Assignment →
Would you work out how many lines below include the word "Application"? Only that number is wanted.
______
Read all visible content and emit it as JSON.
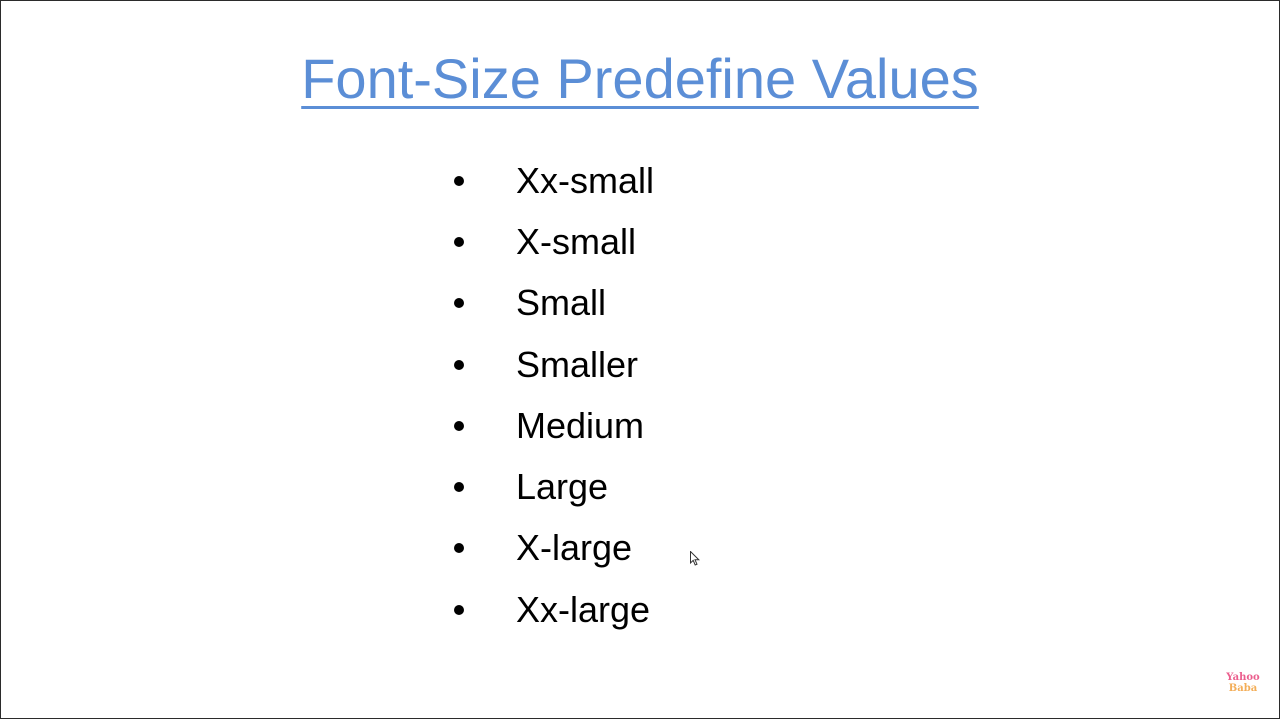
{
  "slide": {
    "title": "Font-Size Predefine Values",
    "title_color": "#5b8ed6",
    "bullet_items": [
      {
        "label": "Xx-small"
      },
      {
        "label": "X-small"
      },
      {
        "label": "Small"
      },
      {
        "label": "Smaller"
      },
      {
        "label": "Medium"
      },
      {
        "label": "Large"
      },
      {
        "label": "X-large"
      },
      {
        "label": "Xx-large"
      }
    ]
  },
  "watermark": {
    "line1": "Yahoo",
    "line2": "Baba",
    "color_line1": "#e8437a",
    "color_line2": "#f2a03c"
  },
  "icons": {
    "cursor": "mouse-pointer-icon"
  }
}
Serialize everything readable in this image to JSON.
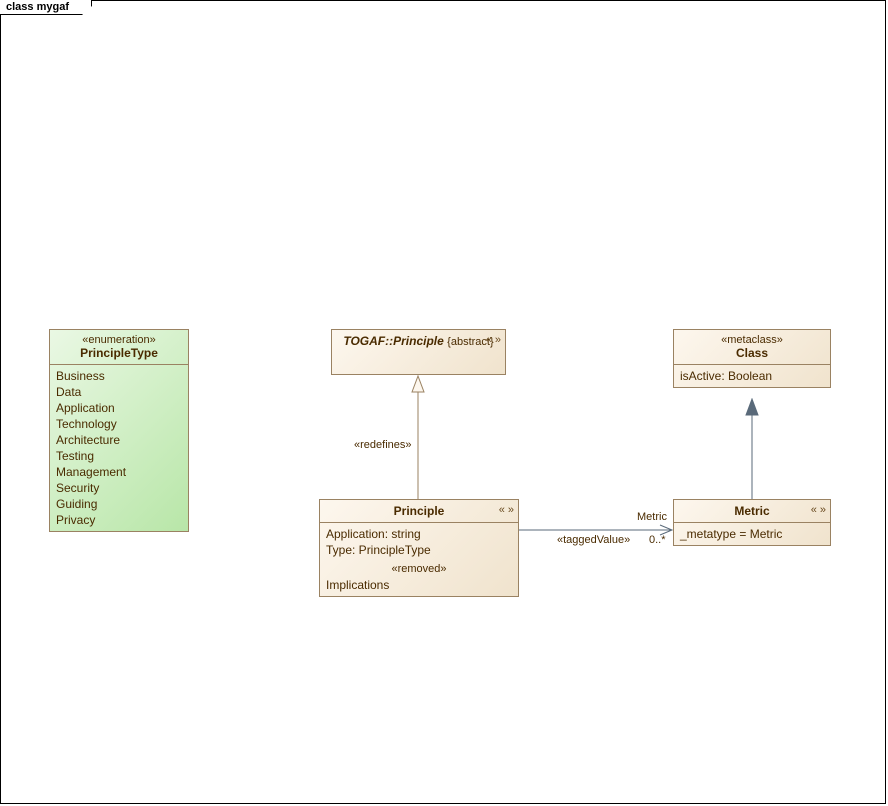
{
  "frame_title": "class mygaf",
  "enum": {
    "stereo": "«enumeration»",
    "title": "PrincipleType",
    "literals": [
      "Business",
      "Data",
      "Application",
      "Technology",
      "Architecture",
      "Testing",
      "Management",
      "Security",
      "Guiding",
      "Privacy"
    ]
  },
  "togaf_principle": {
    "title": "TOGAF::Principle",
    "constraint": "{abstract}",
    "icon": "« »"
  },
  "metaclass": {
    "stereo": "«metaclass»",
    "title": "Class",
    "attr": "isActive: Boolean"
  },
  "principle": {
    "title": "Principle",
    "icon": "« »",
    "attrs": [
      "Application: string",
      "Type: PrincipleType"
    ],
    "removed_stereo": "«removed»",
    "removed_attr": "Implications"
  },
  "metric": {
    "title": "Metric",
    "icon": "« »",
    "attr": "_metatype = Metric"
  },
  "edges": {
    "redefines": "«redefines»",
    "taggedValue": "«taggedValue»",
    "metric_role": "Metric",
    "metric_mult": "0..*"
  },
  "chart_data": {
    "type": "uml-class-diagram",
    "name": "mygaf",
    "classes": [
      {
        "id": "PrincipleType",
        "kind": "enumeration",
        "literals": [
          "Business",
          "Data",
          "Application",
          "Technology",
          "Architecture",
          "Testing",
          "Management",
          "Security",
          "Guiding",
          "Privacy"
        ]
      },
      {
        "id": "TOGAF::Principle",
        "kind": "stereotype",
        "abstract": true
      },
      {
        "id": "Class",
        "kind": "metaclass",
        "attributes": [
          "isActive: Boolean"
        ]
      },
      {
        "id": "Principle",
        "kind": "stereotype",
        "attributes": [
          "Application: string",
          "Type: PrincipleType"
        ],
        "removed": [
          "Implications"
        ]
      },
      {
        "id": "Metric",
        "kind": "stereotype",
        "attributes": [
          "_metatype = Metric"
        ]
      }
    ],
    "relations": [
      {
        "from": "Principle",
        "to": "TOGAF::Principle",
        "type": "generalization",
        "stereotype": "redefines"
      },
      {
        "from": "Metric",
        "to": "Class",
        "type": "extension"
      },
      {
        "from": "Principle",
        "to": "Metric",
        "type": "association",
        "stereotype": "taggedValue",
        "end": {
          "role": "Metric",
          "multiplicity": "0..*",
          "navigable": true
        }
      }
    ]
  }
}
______
Solution to this exercise →
4